(a) InStorage was always intended to be the sole owner of the property. As its pre-takeover principal, Mr. Tadeson, testified, the put/call agreement was entered into so that InStorage would not have to outlay the necessary capital for its acquisition immediately.
(b) Matthew Brady renovated the subject premises to InStorage’s specifications and design criteria. The property had a high ratio of climate controlled storage units and was the only “Class A” self-storage facility in Windsor.
(c) But for InStorage’s commitment to owning the property, Matthew Brady would not have acquired it and done the retrofit.
Its principals were out of the self-storage business, having sold their seven outlets to InStorage previously.
The [page132] deal did not contemplate Matthew Brady being left holding a single-purpose and specially designed building suitable only for carrying on a business in which it and its principals were no longer engaged.

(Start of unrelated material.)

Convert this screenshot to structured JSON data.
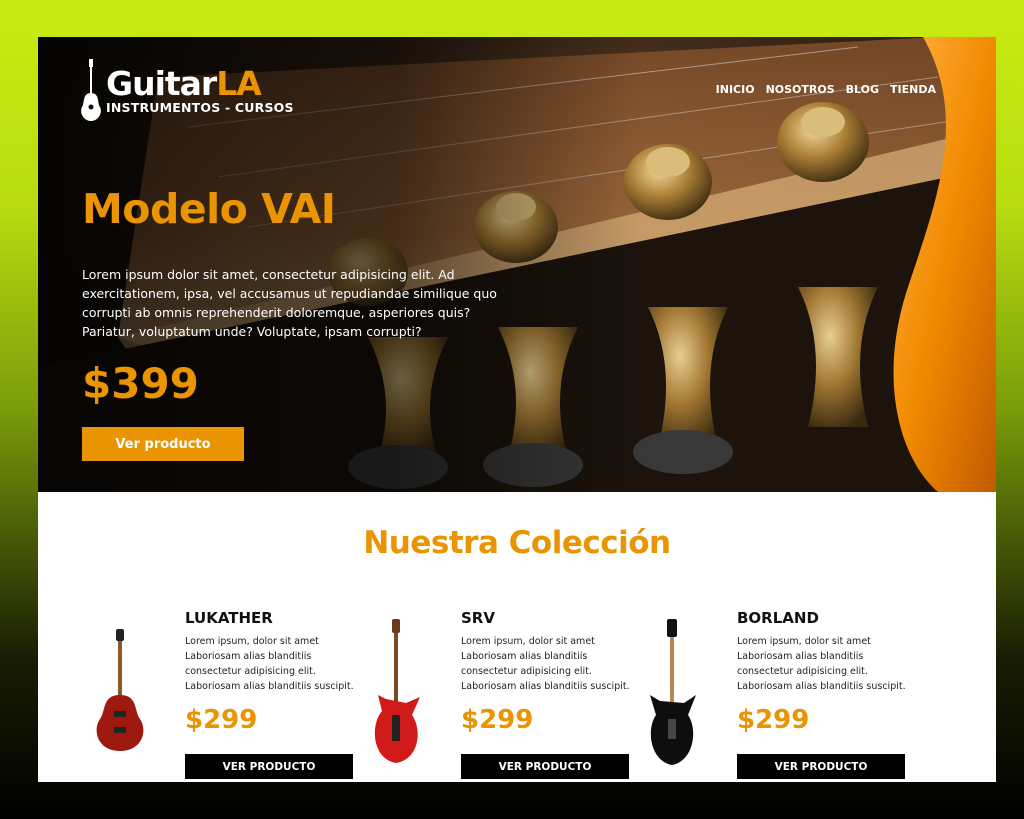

(d) InStorage had occupied, managed and operated the building (under the brand InStorage, and later Storage Mart) since the completion of the retrofit — the state of affairs contemplated by the parties from the very outset of their contractual dealings.
(e) InStorage had, admittedly, done a poor job in managing the property — something that would affect its value and impede a ready sale.
(f) Storage Mart’s CEO, Burnham, had candidly admitted that if there were no manifest error in the Telford appraisal, “he would write a cheque”. He made no secret of the fact that he did not want anything to do with the Windsor project, had not understood the put/call agreement and that his strategy was “to negotiate in court”. He purposely resiled from the contract, and repudiated the advice of both Ontario and U.S. counsel that InStorage was obliged to comply. In all of these circumstances, the trial judge was entitled to conclude, as he did, that damages would not adequately and justly compensate Matthew Brady for InStorage’s refusal to abide by the put/call agreement and that Matthew Brady had shown a fair, real and substantial justification to compel performance of the agreement, and that the equities favoured Matthew Brady. That being the case, there was no obligation on Matthew Brady to have attempted to mitigate by selling the property in an effort to crystalize its damages.
There was no duty placed upon Matthew Brady to mitigate. They sold there other 7 storage facilities. If they have this property, they are stuck with a single use storage business, and they are no longer in that business.
The Ontario Court of Appeal granted specific performance and an appeal to the Supreme Court of Canada was dismissed when leave was refused. So, we effectively have the Supreme Court of Canada placing its own stamp of approval on this decision.
Brian Madigan LL.B., Broker